US Begins to Administer Coronavirus Vaccine
December 14, 2020
The United States has started to administer the newly-approved coronavirus
vaccine produced by Pfizer and BioNTech.
New York State began inoculating heath care workers Monday, with critical care
nurse Sandra Lindsay the first to receive an injection.
“First Vaccine Administered. Congratulations USA! Congratulations World!”
President Donald Trump said on Twitter.
Super-cooled shipments of the vaccine had rolled out of a Pfizer manufacturing
facility in Kalamazoo, Michigan, Sunday for rapid air freight distribution to
regional hubs across the United States.
Stephen Hahn, the commissioner of the U.S. Food and Drug Administration, told
CNN more than 184,000 vials were on the first trucks leaving the Pfizer vaccine
Health care workers and elderly people in long-term care facilities will be
first in line to receive the first round of 2.9 million doses at a time when
cases are surging in the United States.
Meanwhile, President Trump reversed a directive that senior government officials
including some White House staff would have access to the first round of
In a twitter message late Sunday, Trump said that the White House staff will be
vaccinated “somewhat later in the program, unless specifically necessary.” Trump
added that he is not scheduled to take the vaccine but looks forward to doing so
“at the appropriate time.”
The U.S. has recorded more cases than any other country, with nearly 300,000
deaths from the virus and more than 16 million infections, according to the
Johns Hopkins University.
Hahn said it is possible that 20 million Americans will be able to get
vaccinated with the first of two required doses by the end of December.
Moncef Slaoui, the chief adviser to the government’s vaccine development, told
“Fox News Sunday” that 100 million Americans might be vaccinated by the end of
But on the ABC News show “This Week,” Hahn said it was a “significant problem”
that a quarter to half of Americans, according to polls, are wary of the vaccine
produced by the American-German corporate tandem of Pfizer and BioNTech, despite
being approved by U.S. health regulators. Others have vowed to not be
Hahn said the government has “to be transparent on the safety” of the Pfizer
vaccine, as well as on a vaccine produced by biotechnology company Moderna that
is being reviewed by regulators this week.

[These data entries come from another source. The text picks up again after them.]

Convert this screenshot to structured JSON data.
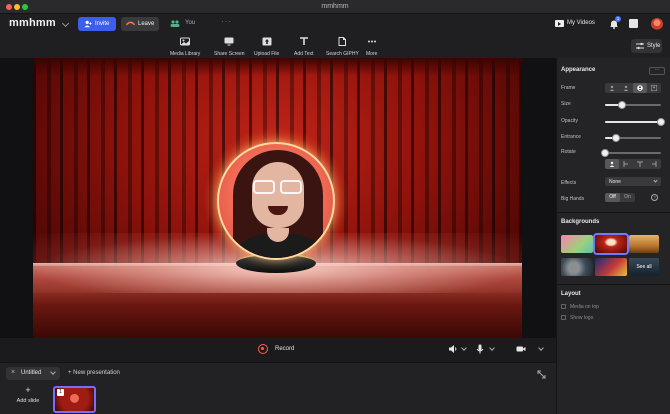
{
  "window": {
    "title": "mmhmm"
  },
  "header": {
    "logo": "mmhmm",
    "invite_label": "Invite",
    "leave_label": "Leave",
    "you_label": "You",
    "my_videos_label": "My Videos",
    "notification_count": "1"
  },
  "toolbar": {
    "items": [
      {
        "label": "Media Library",
        "icon": "media-library-icon"
      },
      {
        "label": "Share Screen",
        "icon": "share-screen-icon"
      },
      {
        "label": "Upload File",
        "icon": "upload-file-icon"
      },
      {
        "label": "Add Text",
        "icon": "add-text-icon"
      },
      {
        "label": "Search GIPHY",
        "icon": "giphy-icon"
      },
      {
        "label": "More",
        "icon": "more-icon"
      }
    ],
    "style_label": "Style"
  },
  "bottom_controls": {
    "record_label": "Record"
  },
  "panel": {
    "appearance_title": "Appearance",
    "more_label": "···",
    "frame_label": "Frame",
    "size_label": "Size",
    "size_value": 0.3,
    "opacity_label": "Opacity",
    "opacity_value": 1.0,
    "entrance_label": "Entrance",
    "entrance_value": 0.2,
    "rotate_label": "Rotate",
    "rotate_value": 0.0,
    "effects_label": "Effects",
    "effects_value": "None",
    "big_hands_label": "Big Hands",
    "big_hands_off": "Off",
    "big_hands_on": "On",
    "backgrounds_title": "Backgrounds",
    "see_all_label": "See all",
    "layout_title": "Layout",
    "layout_items": [
      "Media on top",
      "Show logo"
    ]
  },
  "slides": {
    "presentation_name": "Untitled",
    "new_presentation_label": "+ New presentation",
    "add_slide_label": "Add slide",
    "slide_numbers": [
      "1"
    ]
  },
  "colors": {
    "accent": "#3d5ee8",
    "selection": "#6d7cff",
    "record": "#ff5c4a",
    "stage_red": "#c02418"
  }
}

Clinical tests showed both were 95%
Slaoui said that for the U.S. to acquire "herd immunity," which would halt
transmission of the deadly virus, the country needs about 75% or 80% of the

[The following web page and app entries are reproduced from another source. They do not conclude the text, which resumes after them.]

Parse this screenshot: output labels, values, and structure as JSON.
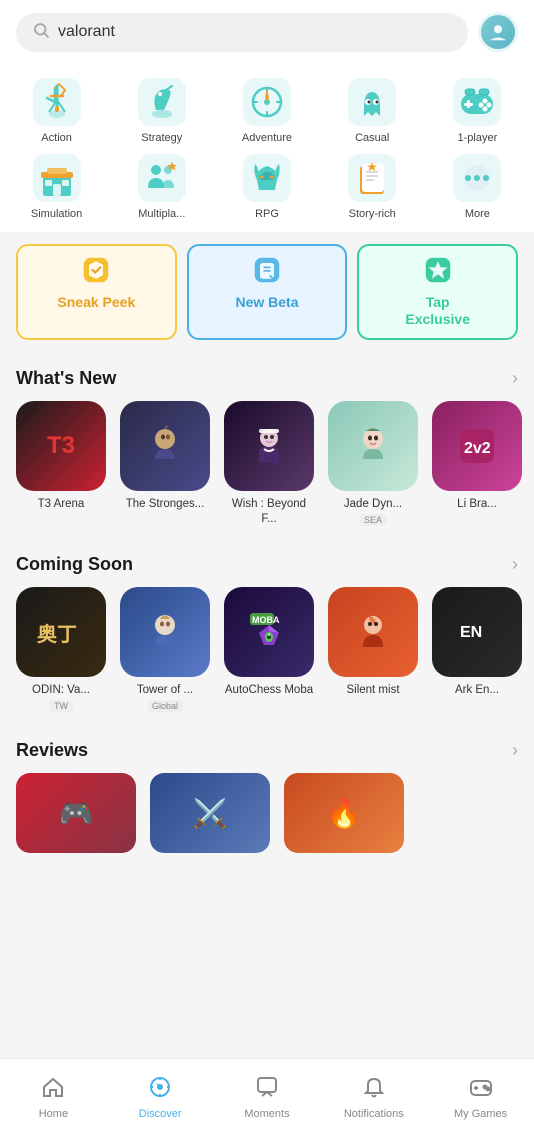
{
  "search": {
    "placeholder": "valorant",
    "value": "valorant"
  },
  "categories": [
    {
      "id": "action",
      "label": "Action",
      "icon": "action",
      "color": "#4ecdc4"
    },
    {
      "id": "strategy",
      "label": "Strategy",
      "icon": "strategy",
      "color": "#4ecdc4"
    },
    {
      "id": "adventure",
      "label": "Adventure",
      "icon": "adventure",
      "color": "#4ecdc4"
    },
    {
      "id": "casual",
      "label": "Casual",
      "icon": "casual",
      "color": "#4ecdc4"
    },
    {
      "id": "1player",
      "label": "1-player",
      "icon": "1player",
      "color": "#4ecdc4"
    },
    {
      "id": "simulation",
      "label": "Simulation",
      "icon": "simulation",
      "color": "#4ecdc4"
    },
    {
      "id": "multiplayer",
      "label": "Multipla...",
      "icon": "multiplayer",
      "color": "#4ecdc4"
    },
    {
      "id": "rpg",
      "label": "RPG",
      "icon": "rpg",
      "color": "#4ecdc4"
    },
    {
      "id": "storyrich",
      "label": "Story-rich",
      "icon": "storyrich",
      "color": "#4ecdc4"
    },
    {
      "id": "more",
      "label": "More",
      "icon": "more",
      "color": "#4ecdc4"
    }
  ],
  "tabs": [
    {
      "id": "sneak-peek",
      "label": "Sneak Peek",
      "icon": "✅",
      "style": "sneak"
    },
    {
      "id": "new-beta",
      "label": "New Beta",
      "icon": "📝",
      "style": "new-beta"
    },
    {
      "id": "tap-exclusive",
      "label": "Tap\nExclusive",
      "icon": "⚡",
      "style": "tap-exclusive"
    }
  ],
  "whats_new": {
    "title": "What's New",
    "games": [
      {
        "id": "t3arena",
        "name": "T3 Arena",
        "bg": "#cc1a2a",
        "text_icon": "T3",
        "text_color": "#e63333"
      },
      {
        "id": "strongest",
        "name": "The Stronges...",
        "bg": "#2a2a4a",
        "emoji": "🗡️"
      },
      {
        "id": "wishbeyond",
        "name": "Wish : Beyond F...",
        "bg": "#3a2a4a",
        "emoji": "🎀"
      },
      {
        "id": "jadedyn",
        "name": "Jade Dyn...",
        "tag": "SEA",
        "bg": "#c8e8d8",
        "emoji": "👧"
      },
      {
        "id": "li",
        "name": "Li Bra...",
        "bg": "#cc4488",
        "emoji": "🎮"
      }
    ]
  },
  "coming_soon": {
    "title": "Coming Soon",
    "games": [
      {
        "id": "odin",
        "name": "ODIN: Va...",
        "tag": "TW",
        "bg": "#1a1a1a",
        "emoji": "奥丁"
      },
      {
        "id": "tower",
        "name": "Tower of ...",
        "tag": "Global",
        "bg": "#3a6ab8",
        "emoji": "🧝"
      },
      {
        "id": "autochess",
        "name": "AutoChess Moba",
        "bg": "#2a1a4a",
        "emoji": "♟️"
      },
      {
        "id": "silentmist",
        "name": "Silent mist",
        "bg": "#cc4422",
        "emoji": "🔥"
      },
      {
        "id": "ark",
        "name": "Ark En...",
        "bg": "#1a1a1a",
        "emoji": "🎮"
      }
    ]
  },
  "reviews": {
    "title": "Reviews"
  },
  "bottom_nav": [
    {
      "id": "home",
      "icon": "🏠",
      "label": "Home",
      "active": false
    },
    {
      "id": "discover",
      "icon": "🔮",
      "label": "Discover",
      "active": true
    },
    {
      "id": "moments",
      "icon": "💬",
      "label": "Moments",
      "active": false
    },
    {
      "id": "notifications",
      "icon": "🔔",
      "label": "Notifications",
      "active": false
    },
    {
      "id": "my-games",
      "icon": "🎮",
      "label": "My Games",
      "active": false
    }
  ],
  "colors": {
    "accent": "#4ab0e8",
    "active_nav": "#4ab0e8"
  }
}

population immunized. He said he hopes that point could be reached between May
"It is, however, critical that most of the American people decide and accept to
take the vaccine," Slaoui said. "We are very concerned by the hesitancy that we
Governor Phil Murphy of the eastern state of New Jersey told ABC, “We’ve got to
deal with a skeptical anti-vaccination bloc” of people.
But he added, “We believe in these vaccines. They’re safe.”
warned, however, that even as Americans begin to get vaccinated, the coronavirus
danger remains daunting.
“The next six to eight weeks are going to be hell,” he said. But Murphy said
that by April or May, “everyone will have access to these vaccines.”
The chief officer of Operation Warp Speed, the Trump administration’s vaccine
development program, Army General Gustave Perna, said at a news conference
Saturday that shipping companies will initially deliver doses to nearly 150
distribution centers, and an additional 450 or so facilities will have the
vaccine by Wednesday.
The Food and Drug Administration approved the Pfizer/BioNTech vaccine for
emergency use late Friday.
The vaccine must be kept at minus 70 degrees Celsius before being used.